Founder and foundation[edit]

Safī al-Din grew up in Ardabil, but left it for lack of adequate teachers, traveling to Shiraz and then Gilan. In Gilan, he became the disciple of Zahed Gilani, leader of the Zahidī Sufi order. He eventually became Zahid's chief disciple and married his daughter. Upon Zahed Gilani's death, the Zahidiyyah came under Safī ad-Din's leadership and was renamed the Safawiyyah.

Safī al-Din's importance is attested in two letters by Rashid-al-Din Hamadani. In one, Rashid al-Din pledges an annual offering of foodstuffs. In the other, Rashid al-Din writes to his son, the governor of Ardabil, advising him to show proper consideration to the sheikh.[8]

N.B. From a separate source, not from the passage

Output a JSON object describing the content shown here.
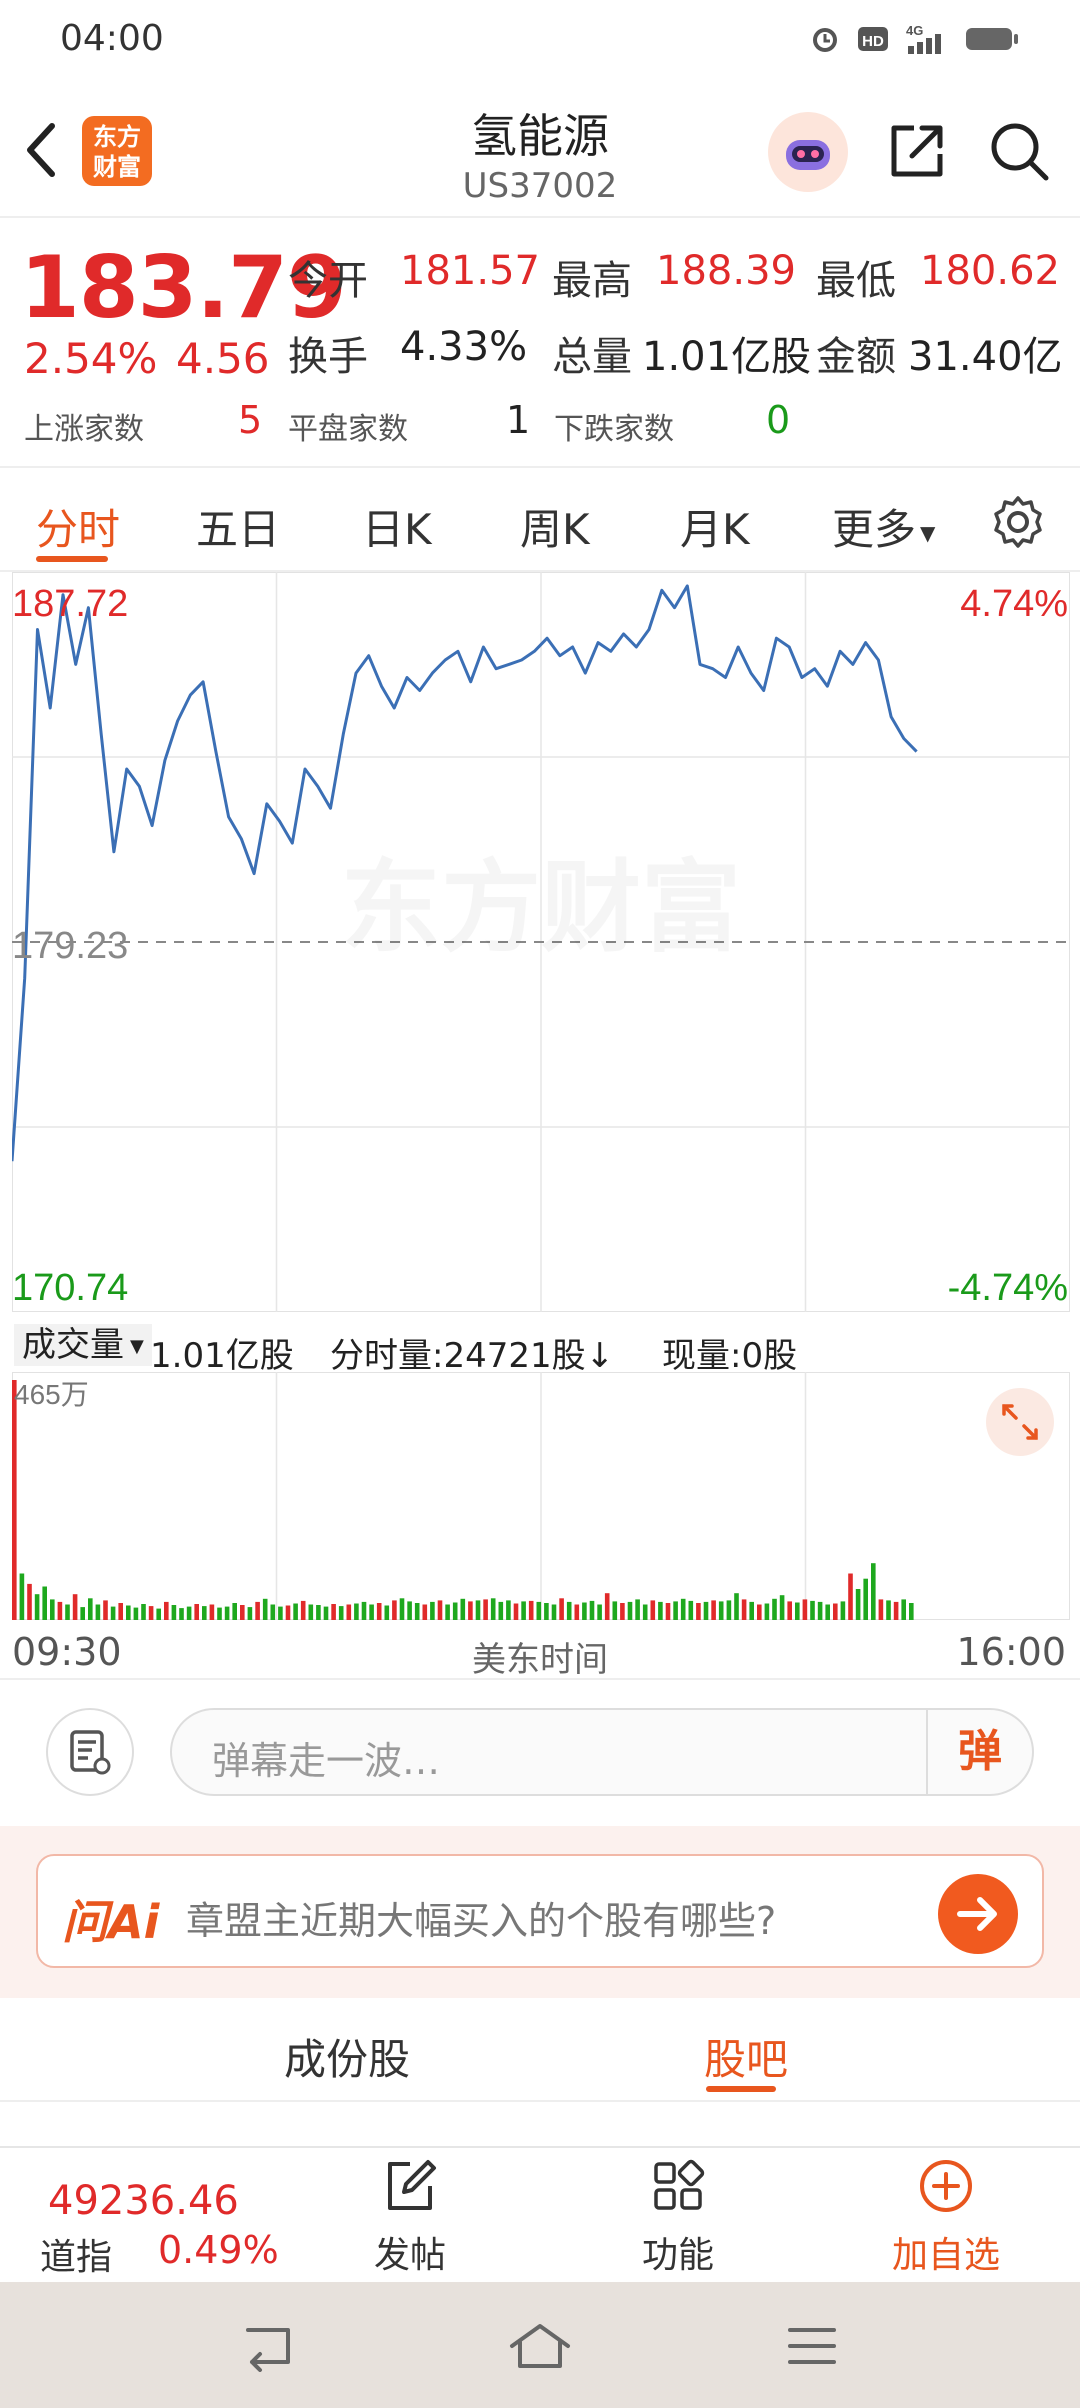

Growth of the order[edit]

After Safī al-Din's death, leadership of the order passed to his son, Sadr al-Dīn Mūsā, and subsequently passed down from father to son. By the mid-fifteenth century, the Safawiyyah changed in character and became militant under Shaykh Junayd and Shaykh Haydar, launching jihads against the Christians of Georgia. The later Safawiyyah is considered "ghulat", meaning it had messianic beliefs about its leadership and antinomian practices outside of the orthodox norm of Twelver Islam.

Haydar's grandson, Ismail, further altered the nature of the order when he founded the Safavid empire in 1501 and proclaimed Twelver Shi'ism the state religion, at which point he imported ulama largely from Lebanon and Syria to make the Safavid practices orthodox.[9][10][11][12]

See also[edit]

References[edit]

  1. ^ "Shaykh Safi al-Din Ardabili". Oxford Reference. doi:10.1093/oi/authority.20110803095422671. 
  2. ^ http://whc.unesco.org/en/list/1345, Sheikh Safi al-Din
  3. ^ http://whc.unesco.org/en/list/1345, Sheikh Safi al-Din
  4. ^ http://archnet.org/sites/1595/media_contents/40812
  5. ^ Newman, Andrew J., Safavid Iran: Rebirth of a Persian Empire, (I.B. Tauris & Co. Ltd., 2006), 152.
  6. ^ R.M. Savory. Ebn Bazzaz. Encyclopædia Iranica
  7. ^ V. Minorsky, "The Poetry of Shāh Ismā‘īl I," Bulletin of the School of Oriental and African Studies, University of London 10/4 (1942): 1006–53.
  8. ^ G. E. Browne, Literary History of Persia, vol. 4, 33–4.
  9. ^ Floor, Willem; Herzig, Edmund (2015). Iran and the World in the Safavid Age. I.B.Tauris. p. 20. ISBN 978-1780769905. In fact, at the start of the Safavid period Twelver Shi'ism was imported into Iran largely from Syria and Mount Lebanon (...) 
  10. ^ Savory, Roger (2007). Iran Under the Safavids. Cambridge: Cambridge University Press. p. 30. ISBN 978-0521042512. 
  11. ^ Abisaab, Rula. "JABAL ʿĀMEL". Encyclopaedia Iranica. Retrieved 15 May 2016. 
  12. ^ Alagha, Joseph Elie (2006). The Shifts in Hizbullah's Ideology: Religious Ideology, Political Ideology and Political Program. Amsterdam: Amsterdam University Press. p. 20. ISBN 978-9053569108.